Based on the company's guidance, this surge is not running out of steam. The company anticipates non-GAAP earnings of $1.76 per share this quarter on revenue of $5.92 billion, which is much higher than Wall Street's expectations of $1.56 per share in earnings on $5.53 billion revenue. The company delivered $1.06 per share in earnings on revenue of $4.4 billion in the prior year period.

In sum, Applied Materials' growth has accelerated over the past year as semiconductor demand has increased. More importantly, the massive end-market opportunity indicates that it could keep growing at similarly high rates for a long time to come.

A multiyear growth opportunity lies ahead

Semiconductor demand is expected to rise by a double-digit percentage this year. VLSI Research estimates an 11% increase in chip demand in 2021 following last year's 7% increase. That's expected to result in supply shortages persisting into the second half of the year. As a result, chipmakers are expected to keep adding more capacity.

Industry association SEMI forecasts an increase of 15.5% in spending on fabrication equipment this year, followed by a 12.2% spike in 2022. Major semiconductor foundries across the globe have already announced huge plans for infrastructure investments.
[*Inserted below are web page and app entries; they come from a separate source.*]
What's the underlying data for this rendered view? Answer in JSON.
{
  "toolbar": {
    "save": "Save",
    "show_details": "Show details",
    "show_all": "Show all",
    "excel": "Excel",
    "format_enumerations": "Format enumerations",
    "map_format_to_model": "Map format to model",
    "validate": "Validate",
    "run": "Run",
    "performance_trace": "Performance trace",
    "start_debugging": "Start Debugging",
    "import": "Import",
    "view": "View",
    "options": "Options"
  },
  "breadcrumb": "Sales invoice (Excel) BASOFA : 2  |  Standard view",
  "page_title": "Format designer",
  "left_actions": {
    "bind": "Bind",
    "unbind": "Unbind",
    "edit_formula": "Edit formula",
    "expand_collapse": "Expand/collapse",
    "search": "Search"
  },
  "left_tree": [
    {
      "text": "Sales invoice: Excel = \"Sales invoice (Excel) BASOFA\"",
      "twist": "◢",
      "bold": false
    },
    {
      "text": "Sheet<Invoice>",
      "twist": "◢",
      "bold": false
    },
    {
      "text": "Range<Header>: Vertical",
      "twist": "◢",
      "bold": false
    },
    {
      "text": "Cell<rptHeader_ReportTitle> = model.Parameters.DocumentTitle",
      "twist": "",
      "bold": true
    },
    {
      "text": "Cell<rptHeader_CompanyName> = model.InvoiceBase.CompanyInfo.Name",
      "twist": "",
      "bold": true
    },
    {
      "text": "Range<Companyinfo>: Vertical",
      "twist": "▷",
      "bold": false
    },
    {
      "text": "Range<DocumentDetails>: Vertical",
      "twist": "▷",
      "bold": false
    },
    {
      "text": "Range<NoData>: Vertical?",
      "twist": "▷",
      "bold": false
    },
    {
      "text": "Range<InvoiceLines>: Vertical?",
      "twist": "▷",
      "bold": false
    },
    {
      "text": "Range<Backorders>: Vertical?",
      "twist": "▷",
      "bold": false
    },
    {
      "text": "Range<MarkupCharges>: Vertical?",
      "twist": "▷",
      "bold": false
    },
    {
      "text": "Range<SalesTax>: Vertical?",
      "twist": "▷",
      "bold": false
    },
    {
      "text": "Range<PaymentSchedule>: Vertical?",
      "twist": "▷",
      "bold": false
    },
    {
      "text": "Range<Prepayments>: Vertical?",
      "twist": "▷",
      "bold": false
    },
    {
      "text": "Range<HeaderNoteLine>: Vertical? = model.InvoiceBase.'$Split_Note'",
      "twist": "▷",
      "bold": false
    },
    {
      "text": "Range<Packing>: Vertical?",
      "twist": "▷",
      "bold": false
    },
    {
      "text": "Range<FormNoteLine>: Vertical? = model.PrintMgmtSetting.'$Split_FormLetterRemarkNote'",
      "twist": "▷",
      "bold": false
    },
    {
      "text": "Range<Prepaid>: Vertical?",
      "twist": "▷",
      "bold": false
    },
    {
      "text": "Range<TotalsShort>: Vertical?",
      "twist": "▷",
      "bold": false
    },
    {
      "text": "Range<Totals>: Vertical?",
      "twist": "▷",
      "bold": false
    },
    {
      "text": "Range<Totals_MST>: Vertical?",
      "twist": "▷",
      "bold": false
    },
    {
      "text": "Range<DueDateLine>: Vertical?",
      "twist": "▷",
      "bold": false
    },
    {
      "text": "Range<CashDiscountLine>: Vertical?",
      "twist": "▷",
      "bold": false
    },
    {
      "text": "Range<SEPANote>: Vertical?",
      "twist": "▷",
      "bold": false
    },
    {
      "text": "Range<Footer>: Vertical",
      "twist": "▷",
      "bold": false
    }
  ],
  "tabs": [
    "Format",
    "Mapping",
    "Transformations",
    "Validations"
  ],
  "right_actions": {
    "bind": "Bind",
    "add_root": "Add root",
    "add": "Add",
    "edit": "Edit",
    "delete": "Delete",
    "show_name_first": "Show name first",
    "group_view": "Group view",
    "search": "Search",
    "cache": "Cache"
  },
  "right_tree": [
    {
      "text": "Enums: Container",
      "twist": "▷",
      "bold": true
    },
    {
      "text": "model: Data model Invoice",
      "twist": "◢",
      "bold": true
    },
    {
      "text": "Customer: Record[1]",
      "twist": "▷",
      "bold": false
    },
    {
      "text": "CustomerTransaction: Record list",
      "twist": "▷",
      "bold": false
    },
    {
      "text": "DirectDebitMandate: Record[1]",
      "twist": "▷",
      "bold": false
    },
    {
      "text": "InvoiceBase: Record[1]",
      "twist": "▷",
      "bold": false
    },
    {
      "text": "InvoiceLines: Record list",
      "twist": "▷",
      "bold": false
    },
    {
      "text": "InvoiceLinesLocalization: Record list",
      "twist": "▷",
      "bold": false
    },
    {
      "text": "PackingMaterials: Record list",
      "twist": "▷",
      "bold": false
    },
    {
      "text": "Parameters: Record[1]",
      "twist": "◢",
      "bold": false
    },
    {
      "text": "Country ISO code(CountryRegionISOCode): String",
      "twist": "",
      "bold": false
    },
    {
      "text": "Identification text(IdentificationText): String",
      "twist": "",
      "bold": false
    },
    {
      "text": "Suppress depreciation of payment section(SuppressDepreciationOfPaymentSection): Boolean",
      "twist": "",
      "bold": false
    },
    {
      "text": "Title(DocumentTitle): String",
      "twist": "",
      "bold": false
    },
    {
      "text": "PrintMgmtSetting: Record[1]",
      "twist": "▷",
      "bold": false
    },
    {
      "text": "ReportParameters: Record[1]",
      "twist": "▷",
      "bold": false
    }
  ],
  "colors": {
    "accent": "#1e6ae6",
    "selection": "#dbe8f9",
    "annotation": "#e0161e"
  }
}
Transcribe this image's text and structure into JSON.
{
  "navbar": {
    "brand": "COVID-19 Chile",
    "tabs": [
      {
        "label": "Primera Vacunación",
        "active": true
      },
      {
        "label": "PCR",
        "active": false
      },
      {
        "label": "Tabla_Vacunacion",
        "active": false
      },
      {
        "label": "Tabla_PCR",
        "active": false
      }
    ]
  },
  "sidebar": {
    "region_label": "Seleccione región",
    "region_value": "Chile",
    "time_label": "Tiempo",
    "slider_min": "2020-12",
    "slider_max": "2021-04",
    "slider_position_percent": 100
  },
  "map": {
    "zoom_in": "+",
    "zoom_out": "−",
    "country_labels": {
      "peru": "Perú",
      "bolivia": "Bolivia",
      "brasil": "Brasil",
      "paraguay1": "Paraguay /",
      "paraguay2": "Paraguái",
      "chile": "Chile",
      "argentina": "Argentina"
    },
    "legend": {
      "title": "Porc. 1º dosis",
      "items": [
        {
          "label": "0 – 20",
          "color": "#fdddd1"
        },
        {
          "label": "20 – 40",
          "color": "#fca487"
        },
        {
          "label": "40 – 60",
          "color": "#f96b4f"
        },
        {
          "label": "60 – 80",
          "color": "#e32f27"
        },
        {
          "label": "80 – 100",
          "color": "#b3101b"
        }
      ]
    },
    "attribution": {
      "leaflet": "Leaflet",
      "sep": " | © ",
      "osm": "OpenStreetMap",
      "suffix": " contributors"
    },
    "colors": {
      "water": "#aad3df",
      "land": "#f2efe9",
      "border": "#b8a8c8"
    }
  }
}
Taiwan Semiconductor Manufacturing, for instance, has announced it will invest $100 billion over the next three years to increase fabrication capacity. Intel has also outlined plans for $20 billion in investments to expand its chip manufacturing capacity in the U.S., while South Korean giant Samsung recently said that it would invest $151 billion in non-memory chip production through 2030.

The Korea Semiconductor Industry Association estimates that through 2023, that country's chipmakers will pour a combined 510 trillion won (around $457 billion) into growing their chip-making capacity. All of this is great news for Applied Materials -- the company gets 53% of its total revenue from Korea, Taiwan, and the U.S.

Such huge investments will be necessary for chipmakers to meet the world's growing need for semiconductors. The global semiconductor market was worth $439 billion last year, and one third-party estimate forecasts that by 2030, it will exceed annual sales of $1 trillion.

In all, it can be said that Applied Materials is built for long-term growth, as evidenced by the 20%-plus annualized earnings growth analysts are forecasting for it over the long run. More importantly, investors looking to add a top growth stock to their portfolio should consider buying Applied Materials straight away. It's trading at less than 19 times forward earnings, which is an attractive valuation considering its solid and rapid growth pace.

This article represents the opinion of the writer, who may disagree with the “official” recommendation position of a Motley Fool premium advisory service. We’re motley! Questioning an investing thesis -- even one of our own -- helps us all think critically about investing and make decisions that help us become smarter, happier, and richer.